TULSA - Only 10 days before Christmas, 75-year-old Della Cole went to the store to pick up a few things.
She returned home to find her house on fire.
"I just couldn't believe it, and all I was thinking was get the dogs out," said Cole.
Two of her dogs made it, but her Chihuahua, Baby, wasn't so lucky.
Now, six weeks later she's still recovering what she can from her charred home. She says thanks to firefighters, it wasn't worse.
"Them getting there as fast as they did, it kept the other house to the south of me from catching on fire."
Getting there quickly is just what firefighters strive to do. While firefighters weren't delayed getting to Della's home, some firefighters are concerned a recent change in dispatch software is causing delays.
The city spent close to $1.9 million on a state-of-the-art dispatch software system called CAD. It's by TriTech, a San Diego company.
However, the new dispatch system has to work with the existing alert system to send out the fire calls. The existing system is called Zetron, and is nearly two decades old. It's having trouble communicating with the new system.
As a result, there have been at least a dozen times when fire stations didn't get alerted to a call so dispatchers have to rely on backup systems, such as the radio and phones. That concerns the fire union president.
"From a public safety standpoint, it's the safety of our firefighters and the safety of our public," said Chad Miller, the president of the firefighters union, IAFF Local 176.
Deputy Fire Chief Stanley Clark says there are safeguards in place.
"No one's at risk. We have redundancies in place to take care of it, if something fails," said Chief Clark.

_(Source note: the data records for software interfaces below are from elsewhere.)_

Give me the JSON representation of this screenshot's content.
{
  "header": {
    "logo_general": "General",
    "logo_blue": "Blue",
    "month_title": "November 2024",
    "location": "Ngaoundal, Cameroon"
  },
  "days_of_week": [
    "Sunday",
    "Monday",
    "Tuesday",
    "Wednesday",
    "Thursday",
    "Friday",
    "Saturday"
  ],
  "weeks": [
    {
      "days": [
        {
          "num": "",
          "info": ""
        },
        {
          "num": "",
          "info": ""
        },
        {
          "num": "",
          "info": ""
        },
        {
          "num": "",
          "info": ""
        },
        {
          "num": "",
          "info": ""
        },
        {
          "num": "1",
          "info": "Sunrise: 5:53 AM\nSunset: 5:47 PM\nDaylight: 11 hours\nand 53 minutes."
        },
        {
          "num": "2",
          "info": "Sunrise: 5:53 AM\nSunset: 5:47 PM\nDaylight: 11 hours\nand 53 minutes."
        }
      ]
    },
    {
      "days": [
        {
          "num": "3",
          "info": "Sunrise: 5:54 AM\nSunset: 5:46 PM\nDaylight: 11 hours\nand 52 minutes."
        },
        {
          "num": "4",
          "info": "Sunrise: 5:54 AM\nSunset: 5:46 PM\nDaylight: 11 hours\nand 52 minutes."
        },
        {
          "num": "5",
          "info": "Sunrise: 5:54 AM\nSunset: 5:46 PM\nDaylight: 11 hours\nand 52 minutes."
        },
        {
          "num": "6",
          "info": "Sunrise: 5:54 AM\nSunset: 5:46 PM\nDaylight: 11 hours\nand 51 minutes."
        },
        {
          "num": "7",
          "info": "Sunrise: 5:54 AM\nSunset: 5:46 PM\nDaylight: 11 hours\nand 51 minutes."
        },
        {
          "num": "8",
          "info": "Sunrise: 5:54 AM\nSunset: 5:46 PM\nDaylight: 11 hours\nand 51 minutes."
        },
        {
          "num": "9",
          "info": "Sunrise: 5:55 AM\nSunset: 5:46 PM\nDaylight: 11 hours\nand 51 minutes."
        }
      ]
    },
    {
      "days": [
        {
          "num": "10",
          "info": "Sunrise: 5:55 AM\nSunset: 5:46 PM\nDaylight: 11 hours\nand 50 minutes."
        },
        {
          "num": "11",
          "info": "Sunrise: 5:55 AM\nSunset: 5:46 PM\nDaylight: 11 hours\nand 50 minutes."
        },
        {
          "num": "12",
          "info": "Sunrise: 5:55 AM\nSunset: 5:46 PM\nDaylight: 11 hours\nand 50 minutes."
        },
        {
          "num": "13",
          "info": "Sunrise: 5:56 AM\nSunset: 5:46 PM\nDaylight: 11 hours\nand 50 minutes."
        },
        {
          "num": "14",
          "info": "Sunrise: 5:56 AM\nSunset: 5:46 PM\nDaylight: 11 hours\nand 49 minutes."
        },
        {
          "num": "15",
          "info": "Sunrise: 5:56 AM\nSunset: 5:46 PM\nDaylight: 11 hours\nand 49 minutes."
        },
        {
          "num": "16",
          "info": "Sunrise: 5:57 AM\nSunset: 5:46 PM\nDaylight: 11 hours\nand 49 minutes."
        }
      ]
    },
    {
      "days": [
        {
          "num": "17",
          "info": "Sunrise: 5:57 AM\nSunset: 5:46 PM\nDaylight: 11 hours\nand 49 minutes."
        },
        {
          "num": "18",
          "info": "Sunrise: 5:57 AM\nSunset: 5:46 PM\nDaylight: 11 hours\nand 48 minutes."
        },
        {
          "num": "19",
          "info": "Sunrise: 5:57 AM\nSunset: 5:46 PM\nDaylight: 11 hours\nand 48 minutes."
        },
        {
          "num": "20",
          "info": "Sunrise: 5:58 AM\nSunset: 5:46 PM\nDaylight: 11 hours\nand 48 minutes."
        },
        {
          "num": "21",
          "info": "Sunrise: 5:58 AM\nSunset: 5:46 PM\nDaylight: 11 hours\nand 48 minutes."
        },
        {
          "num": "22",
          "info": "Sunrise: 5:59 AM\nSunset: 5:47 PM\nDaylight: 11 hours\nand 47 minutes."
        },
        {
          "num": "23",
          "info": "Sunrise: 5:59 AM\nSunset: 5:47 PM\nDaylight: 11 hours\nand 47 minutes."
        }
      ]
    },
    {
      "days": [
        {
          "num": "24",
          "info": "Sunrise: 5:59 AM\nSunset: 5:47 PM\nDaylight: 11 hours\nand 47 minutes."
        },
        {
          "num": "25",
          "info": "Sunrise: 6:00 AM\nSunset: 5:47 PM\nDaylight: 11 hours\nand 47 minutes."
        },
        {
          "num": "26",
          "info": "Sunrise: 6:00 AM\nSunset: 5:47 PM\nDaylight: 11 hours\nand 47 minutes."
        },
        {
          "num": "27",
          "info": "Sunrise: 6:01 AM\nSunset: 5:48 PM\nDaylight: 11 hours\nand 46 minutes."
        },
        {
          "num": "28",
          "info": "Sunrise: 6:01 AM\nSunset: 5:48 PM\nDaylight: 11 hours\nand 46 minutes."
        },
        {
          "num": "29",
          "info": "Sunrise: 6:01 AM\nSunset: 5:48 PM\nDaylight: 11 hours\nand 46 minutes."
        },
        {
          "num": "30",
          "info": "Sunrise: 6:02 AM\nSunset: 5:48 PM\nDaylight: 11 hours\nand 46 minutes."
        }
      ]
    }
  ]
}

The 2NEWS Investigators went digging and found that this entire issue could have been avoided. We pored over the city's 229-page software contract for the dispatch system. It turns out the City of Tulsa only bought part of the system three years ago. The idea was to buy the new dispatch system and marry it with the old alert system. It's something city leaders say TriTech said it could do.
Firefighters say if we had the new system in it's entirety, they probably wouldn't be having these compatibility problems.
"That's the problem. We didn't buy all of the components that we needed to," said Miller.
The city purchased the computer software that helps police, fire and medical communicate with each other, but the city did not buy the technology to replace the old alert system, or the GPS component, which would have given firefighters turn-by-turn directions and dispatchers the ability to know where fire trucks are at all times.
Deputy Chief Clark says the city didn't buy the entire package because it didn't have the money.
He says GPS alone for police and fire would cost more than $1 million. Meanwhile, the cost for an upgraded alert system could cost close to $2 million.
We took the cost issue to Tulsa City Councilor Phil Lakin.
He says the city doesn't have the money and may not for years. He says it's TriTech's responsibility to make its software work with the city's old system.
"TriTech sold us something that they told us would work with the Zetron boxes so we have to hold TriTech accountable for making their software work," said Lakin.
According to TriTech's contract, they do provide assistance with software problems after installations.
We talked to TriTech's CEO. He did not want to go on-camera, but did send us an e-mail saying, "... The system continues to work very well..."
Firefighters we talked to aren't convinced and say they still rely on backup communication.
The one thing everyone agrees on. It needs to work. "It's better to rely on computer systems that are supposed to work flawlessly," said Lakin.
The fire union president says, despite a number of delays, the dispatch communication issue has not resulted in any serious problems yet. But he says that until the system is fixed one way or the other, there's no guarantee that a fire truck won't be delayed to your house. We'll continue to track the new system.